Two lines are showed in the upper image of this video. In blue, the estimated total force and in red, the measured force. This video shows how the Luenberger-Sliding observer manages to estimate external forces during a compression task.
Sliding observers are a special application of the first developed sliding control. This type of control is a nonlinear control method that alters the dynamics of a nonlinear system by application of a discontinuous signal that forces the system to “slide” along a cross-section of the system’s normal behaviour.
The state-feedback control law is not a continuous function of the time and it can switch between two different continuous functions depending on the state of the system’s variables. The motion of the system is designed so that in each of the zones the system moves towards the adjacent region with a different control structure and so the ultimate trajectory will not exist entirely within one control structure. It is said that the system will slide along the boundaries of the control structures. This movement is called sliding mode and the geometrical locus consisting of the boundaries is called the sliding hyper-surface.
During a experimental test, the KRAFT manipulator was commanded to different poses carrying an elastic interface and the ATI force/torque sensor between the interface and the last link. The objective of this test is to validate my force estimation approach based on Luenberger-Sliding observers and to extract conclusions.

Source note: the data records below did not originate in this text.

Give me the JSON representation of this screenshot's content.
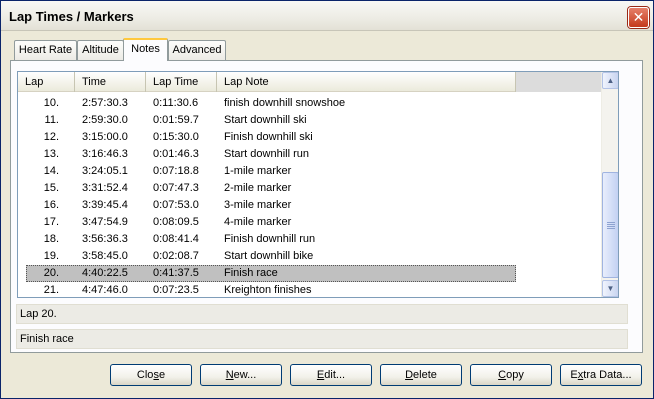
{
  "window": {
    "title": "Lap Times / Markers",
    "close_symbol": "✕"
  },
  "tabs": [
    {
      "label": "Heart Rate",
      "active": false
    },
    {
      "label": "Altitude",
      "active": false
    },
    {
      "label": "Notes",
      "active": true
    },
    {
      "label": "Advanced",
      "active": false
    }
  ],
  "list": {
    "columns": [
      "Lap",
      "Time",
      "Lap Time",
      "Lap Note"
    ],
    "rows": [
      {
        "lap": "10.",
        "time": "2:57:30.3",
        "lap_time": "0:11:30.6",
        "note": "finish downhill snowshoe"
      },
      {
        "lap": "11.",
        "time": "2:59:30.0",
        "lap_time": "0:01:59.7",
        "note": "Start downhill ski"
      },
      {
        "lap": "12.",
        "time": "3:15:00.0",
        "lap_time": "0:15:30.0",
        "note": "Finish downhill ski"
      },
      {
        "lap": "13.",
        "time": "3:16:46.3",
        "lap_time": "0:01:46.3",
        "note": "Start downhill run"
      },
      {
        "lap": "14.",
        "time": "3:24:05.1",
        "lap_time": "0:07:18.8",
        "note": "1-mile marker"
      },
      {
        "lap": "15.",
        "time": "3:31:52.4",
        "lap_time": "0:07:47.3",
        "note": "2-mile marker"
      },
      {
        "lap": "16.",
        "time": "3:39:45.4",
        "lap_time": "0:07:53.0",
        "note": "3-mile marker"
      },
      {
        "lap": "17.",
        "time": "3:47:54.9",
        "lap_time": "0:08:09.5",
        "note": "4-mile marker"
      },
      {
        "lap": "18.",
        "time": "3:56:36.3",
        "lap_time": "0:08:41.4",
        "note": "Finish downhill run"
      },
      {
        "lap": "19.",
        "time": "3:58:45.0",
        "lap_time": "0:02:08.7",
        "note": "Start downhill bike"
      },
      {
        "lap": "20.",
        "time": "4:40:22.5",
        "lap_time": "0:41:37.5",
        "note": "Finish race",
        "selected": true
      },
      {
        "lap": "21.",
        "time": "4:47:46.0",
        "lap_time": "0:07:23.5",
        "note": "Kreighton finishes"
      }
    ],
    "scroll_up_symbol": "▲",
    "scroll_down_symbol": "▼"
  },
  "details": {
    "lap_label": "Lap 20.",
    "note": "Finish race"
  },
  "buttons": [
    {
      "pre": "Clo",
      "u": "s",
      "post": "e"
    },
    {
      "pre": "",
      "u": "N",
      "post": "ew..."
    },
    {
      "pre": "",
      "u": "E",
      "post": "dit..."
    },
    {
      "pre": "",
      "u": "D",
      "post": "elete"
    },
    {
      "pre": "",
      "u": "C",
      "post": "opy"
    },
    {
      "pre": "E",
      "u": "x",
      "post": "tra Data..."
    }
  ]
}
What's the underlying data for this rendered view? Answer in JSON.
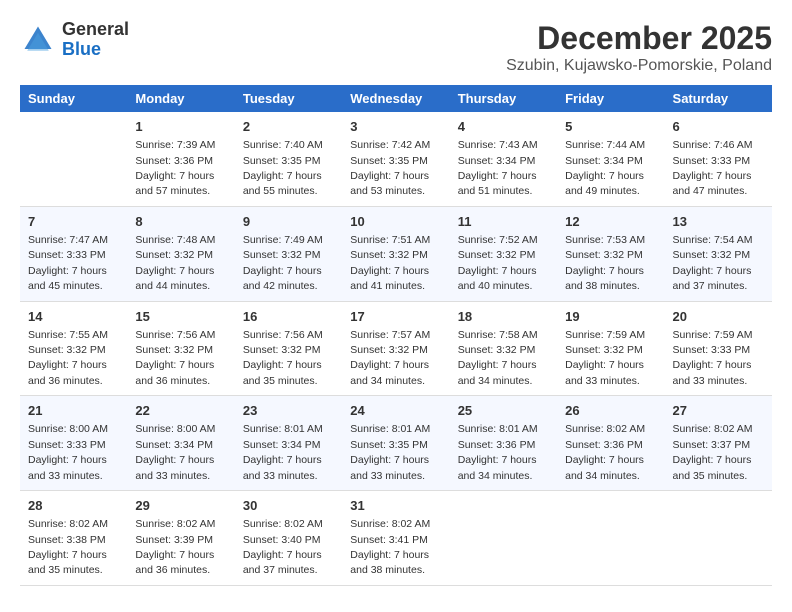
{
  "logo": {
    "general": "General",
    "blue": "Blue"
  },
  "title": "December 2025",
  "location": "Szubin, Kujawsko-Pomorskie, Poland",
  "weekdays": [
    "Sunday",
    "Monday",
    "Tuesday",
    "Wednesday",
    "Thursday",
    "Friday",
    "Saturday"
  ],
  "weeks": [
    [
      {
        "day": "",
        "sunrise": "",
        "sunset": "",
        "daylight": ""
      },
      {
        "day": "1",
        "sunrise": "Sunrise: 7:39 AM",
        "sunset": "Sunset: 3:36 PM",
        "daylight": "Daylight: 7 hours and 57 minutes."
      },
      {
        "day": "2",
        "sunrise": "Sunrise: 7:40 AM",
        "sunset": "Sunset: 3:35 PM",
        "daylight": "Daylight: 7 hours and 55 minutes."
      },
      {
        "day": "3",
        "sunrise": "Sunrise: 7:42 AM",
        "sunset": "Sunset: 3:35 PM",
        "daylight": "Daylight: 7 hours and 53 minutes."
      },
      {
        "day": "4",
        "sunrise": "Sunrise: 7:43 AM",
        "sunset": "Sunset: 3:34 PM",
        "daylight": "Daylight: 7 hours and 51 minutes."
      },
      {
        "day": "5",
        "sunrise": "Sunrise: 7:44 AM",
        "sunset": "Sunset: 3:34 PM",
        "daylight": "Daylight: 7 hours and 49 minutes."
      },
      {
        "day": "6",
        "sunrise": "Sunrise: 7:46 AM",
        "sunset": "Sunset: 3:33 PM",
        "daylight": "Daylight: 7 hours and 47 minutes."
      }
    ],
    [
      {
        "day": "7",
        "sunrise": "Sunrise: 7:47 AM",
        "sunset": "Sunset: 3:33 PM",
        "daylight": "Daylight: 7 hours and 45 minutes."
      },
      {
        "day": "8",
        "sunrise": "Sunrise: 7:48 AM",
        "sunset": "Sunset: 3:32 PM",
        "daylight": "Daylight: 7 hours and 44 minutes."
      },
      {
        "day": "9",
        "sunrise": "Sunrise: 7:49 AM",
        "sunset": "Sunset: 3:32 PM",
        "daylight": "Daylight: 7 hours and 42 minutes."
      },
      {
        "day": "10",
        "sunrise": "Sunrise: 7:51 AM",
        "sunset": "Sunset: 3:32 PM",
        "daylight": "Daylight: 7 hours and 41 minutes."
      },
      {
        "day": "11",
        "sunrise": "Sunrise: 7:52 AM",
        "sunset": "Sunset: 3:32 PM",
        "daylight": "Daylight: 7 hours and 40 minutes."
      },
      {
        "day": "12",
        "sunrise": "Sunrise: 7:53 AM",
        "sunset": "Sunset: 3:32 PM",
        "daylight": "Daylight: 7 hours and 38 minutes."
      },
      {
        "day": "13",
        "sunrise": "Sunrise: 7:54 AM",
        "sunset": "Sunset: 3:32 PM",
        "daylight": "Daylight: 7 hours and 37 minutes."
      }
    ],
    [
      {
        "day": "14",
        "sunrise": "Sunrise: 7:55 AM",
        "sunset": "Sunset: 3:32 PM",
        "daylight": "Daylight: 7 hours and 36 minutes."
      },
      {
        "day": "15",
        "sunrise": "Sunrise: 7:56 AM",
        "sunset": "Sunset: 3:32 PM",
        "daylight": "Daylight: 7 hours and 36 minutes."
      },
      {
        "day": "16",
        "sunrise": "Sunrise: 7:56 AM",
        "sunset": "Sunset: 3:32 PM",
        "daylight": "Daylight: 7 hours and 35 minutes."
      },
      {
        "day": "17",
        "sunrise": "Sunrise: 7:57 AM",
        "sunset": "Sunset: 3:32 PM",
        "daylight": "Daylight: 7 hours and 34 minutes."
      },
      {
        "day": "18",
        "sunrise": "Sunrise: 7:58 AM",
        "sunset": "Sunset: 3:32 PM",
        "daylight": "Daylight: 7 hours and 34 minutes."
      },
      {
        "day": "19",
        "sunrise": "Sunrise: 7:59 AM",
        "sunset": "Sunset: 3:32 PM",
        "daylight": "Daylight: 7 hours and 33 minutes."
      },
      {
        "day": "20",
        "sunrise": "Sunrise: 7:59 AM",
        "sunset": "Sunset: 3:33 PM",
        "daylight": "Daylight: 7 hours and 33 minutes."
      }
    ],
    [
      {
        "day": "21",
        "sunrise": "Sunrise: 8:00 AM",
        "sunset": "Sunset: 3:33 PM",
        "daylight": "Daylight: 7 hours and 33 minutes."
      },
      {
        "day": "22",
        "sunrise": "Sunrise: 8:00 AM",
        "sunset": "Sunset: 3:34 PM",
        "daylight": "Daylight: 7 hours and 33 minutes."
      },
      {
        "day": "23",
        "sunrise": "Sunrise: 8:01 AM",
        "sunset": "Sunset: 3:34 PM",
        "daylight": "Daylight: 7 hours and 33 minutes."
      },
      {
        "day": "24",
        "sunrise": "Sunrise: 8:01 AM",
        "sunset": "Sunset: 3:35 PM",
        "daylight": "Daylight: 7 hours and 33 minutes."
      },
      {
        "day": "25",
        "sunrise": "Sunrise: 8:01 AM",
        "sunset": "Sunset: 3:36 PM",
        "daylight": "Daylight: 7 hours and 34 minutes."
      },
      {
        "day": "26",
        "sunrise": "Sunrise: 8:02 AM",
        "sunset": "Sunset: 3:36 PM",
        "daylight": "Daylight: 7 hours and 34 minutes."
      },
      {
        "day": "27",
        "sunrise": "Sunrise: 8:02 AM",
        "sunset": "Sunset: 3:37 PM",
        "daylight": "Daylight: 7 hours and 35 minutes."
      }
    ],
    [
      {
        "day": "28",
        "sunrise": "Sunrise: 8:02 AM",
        "sunset": "Sunset: 3:38 PM",
        "daylight": "Daylight: 7 hours and 35 minutes."
      },
      {
        "day": "29",
        "sunrise": "Sunrise: 8:02 AM",
        "sunset": "Sunset: 3:39 PM",
        "daylight": "Daylight: 7 hours and 36 minutes."
      },
      {
        "day": "30",
        "sunrise": "Sunrise: 8:02 AM",
        "sunset": "Sunset: 3:40 PM",
        "daylight": "Daylight: 7 hours and 37 minutes."
      },
      {
        "day": "31",
        "sunrise": "Sunrise: 8:02 AM",
        "sunset": "Sunset: 3:41 PM",
        "daylight": "Daylight: 7 hours and 38 minutes."
      },
      {
        "day": "",
        "sunrise": "",
        "sunset": "",
        "daylight": ""
      },
      {
        "day": "",
        "sunrise": "",
        "sunset": "",
        "daylight": ""
      },
      {
        "day": "",
        "sunrise": "",
        "sunset": "",
        "daylight": ""
      }
    ]
  ]
}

During this test the robot was moved in free space by a human operator. At intermediate points of its trajectory the robot was forced to compress the spring against the horizontal surface.
During the development of this work, it was found that the only use of a Luenberger observer does not provide accurate results when the robot model is not perfectly known, which most of the cases are. Real tests were implemented on the Kraft manipulator, showing that incorrect torque offsets were performed when the model was not perfectly known. The inaccuracies found when implementing only Luenberger observers (I will show them in a future post) led my research through the search of a more robust estimator which was not affected in such a way by the modelling errors. The sliding observers were found to be an extremely effective solution with easiness of implementation. The main disadvantage of this observer was the chattering action which provoked a switching around the zero torque which created a high level of noise. This chattering action was corrected with a coefficient depending on the value of the Luenberger observer in a way that the Sliding strength was made softer when less external forces were observed and stronger when they become bigger. This proposed solution gave good results allowing the Sliding action to reduce the offset error almost totally with minimum chattering.
One can appreciate big differences with respect the basic version of the observer. Offsets and unmodelled torques have almost disappeared, resulting on a clearer shape. The main difference between the two observers presented here lies in the correct estimation during absence of external forces. No offset forces are estimated for Luenberger-Sliding which however tend to appear without the sliding action.
During the tests performed based on spring compression, the average error on force estimation during the impact was 7% for Luenberger and 10% for Luenberger-Sliding. The direct comparison is not totally fair since the offset errors on the Luenberger observer tend to decrease the error observed during the impact, i.e. the estimation is moved upwards. Thus, good results have been achieved and a promising solution has been identified to be used as a force estimator.